Dehradun, India-Nicole Friedland, Interplast chief development officer. Photo by John Urban.
All around are people who have literally lost their faces and hands to the ravages of burns. A chin is melted on to a chest, fingers are stuck in a clump, lips are curled open permanently and noses burnt or contracted away. These patients have been burned in fires, some recently and some as small babies. Sadly, for some, there is nothing we can do. A young woman's eyes avert from us with shame. Her bottom lip is now permanently fused open under her chin, exposing gum and teeth. Six months ago she was burned when a gas cooking stove exploded. She is already grossly disfigured. Today, there is nothing we can do for her. At this stage, the wound must heal first. Come back next time, we encourage her.

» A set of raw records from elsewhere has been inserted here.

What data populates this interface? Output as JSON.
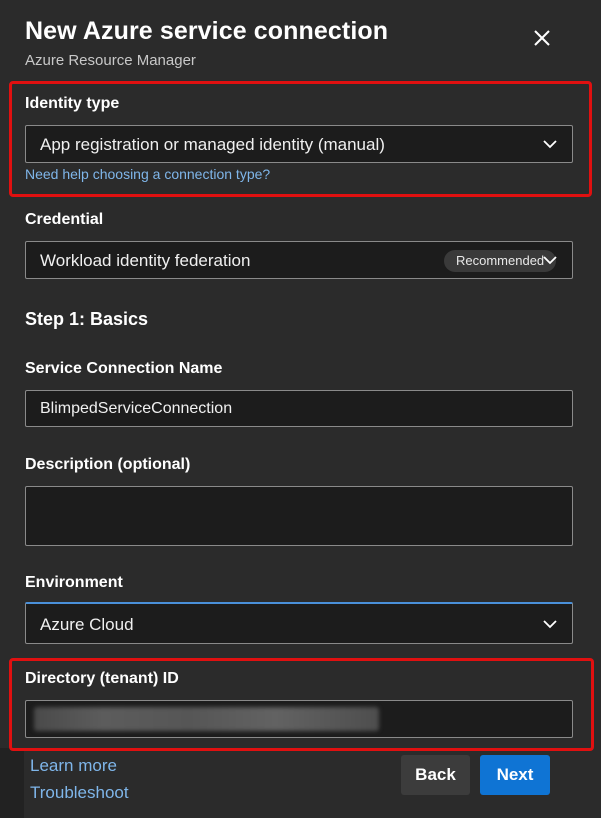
{
  "header": {
    "title": "New Azure service connection",
    "subtitle": "Azure Resource Manager"
  },
  "identity_type": {
    "label": "Identity type",
    "value": "App registration or managed identity (manual)",
    "help_link": "Need help choosing a connection type?"
  },
  "credential": {
    "label": "Credential",
    "value": "Workload identity federation",
    "badge": "Recommended"
  },
  "step": {
    "title": "Step 1: Basics"
  },
  "service_connection_name": {
    "label": "Service Connection Name",
    "value": "BlimpedServiceConnection"
  },
  "description": {
    "label": "Description (optional)",
    "value": ""
  },
  "environment": {
    "label": "Environment",
    "value": "Azure Cloud"
  },
  "tenant_id": {
    "label": "Directory (tenant) ID"
  },
  "footer": {
    "learn_more": "Learn more",
    "troubleshoot": "Troubleshoot",
    "back_label": "Back",
    "next_label": "Next"
  },
  "colors": {
    "background": "#2b2b2b",
    "field_background": "#1c1c1c",
    "link": "#7fb6ea",
    "highlight": "#e01010",
    "primary_button": "#0f74d4",
    "environment_focus": "#4a90d9"
  },
  "icons": {
    "close": "close-icon",
    "dropdown": "chevron-down-icon"
  }
}
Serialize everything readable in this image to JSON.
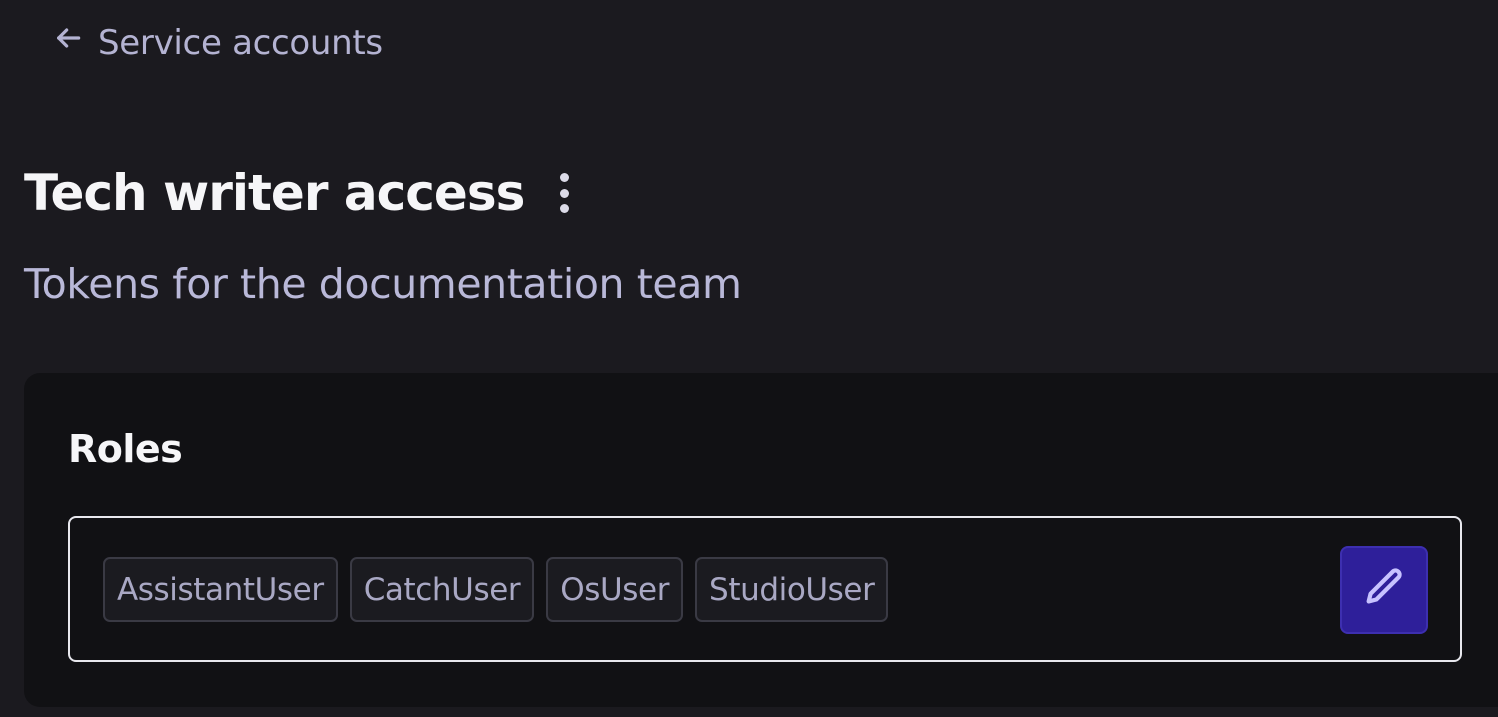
{
  "nav": {
    "back_label": "Service accounts"
  },
  "header": {
    "title": "Tech writer access",
    "subtitle": "Tokens for the documentation team"
  },
  "roles": {
    "heading": "Roles",
    "items": [
      "AssistantUser",
      "CatchUser",
      "OsUser",
      "StudioUser"
    ],
    "edit_icon": "pencil-icon"
  },
  "icons": {
    "back": "arrow-left-icon",
    "more": "kebab-menu-icon"
  },
  "colors": {
    "background": "#1b1a1f",
    "card": "#111114",
    "accent": "#2e1f9a",
    "muted_text": "#b4b3d2"
  }
}
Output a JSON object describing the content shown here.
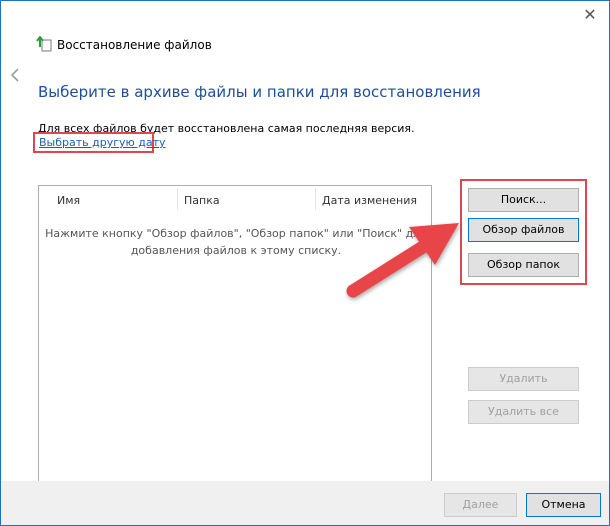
{
  "window": {
    "title": "Восстановление файлов"
  },
  "page": {
    "heading": "Выберите в архиве файлы и папки для восстановления",
    "info": "Для всех файлов будет восстановлена самая последняя версия.",
    "date_link": "Выбрать другую дату"
  },
  "list": {
    "columns": [
      "Имя",
      "Папка",
      "Дата изменения"
    ],
    "empty_line1": "Нажмите кнопку \"Обзор файлов\", \"Обзор папок\" или \"Поиск\" для",
    "empty_line2": "добавления файлов к этому списку."
  },
  "buttons": {
    "search": "Поиск...",
    "browse_files": "Обзор файлов",
    "browse_folders": "Обзор папок",
    "remove": "Удалить",
    "remove_all": "Удалить все",
    "next": "Далее",
    "cancel": "Отмена"
  },
  "colors": {
    "heading": "#1e4e9a",
    "link": "#1a5fb4",
    "highlight": "#e0464d",
    "focus": "#0078d7"
  },
  "icons": {
    "close": "close-icon",
    "back": "back-arrow-icon",
    "app": "file-restore-icon",
    "annotation_arrow": "red-arrow-icon"
  }
}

We ask the team's physical therapist to try and work with her to improve the healing process and prepare her for surgery.
It is heartbreaking. Patients’ eyes show shame and suffering, but they have done nothing to warrant shame. I am struck by the pain they live with—both physical and emotional.
We'd like to be able to erase all traces of the disfigurement, as is often easy to do with a cleft surgery, but these are much more complicated cases. The scars of their burns will remain with them forever.
There are stories of hope though. I am learning that with burns we can find hope in small ways. We met a man who had a neck release operation performed by Interplast at an earlier date. He enthusiastically turned his head left and right and up and down, showing his freedom of movement. He shared that since his surgery he's secured a job as a driver, something he could never do before his neck release.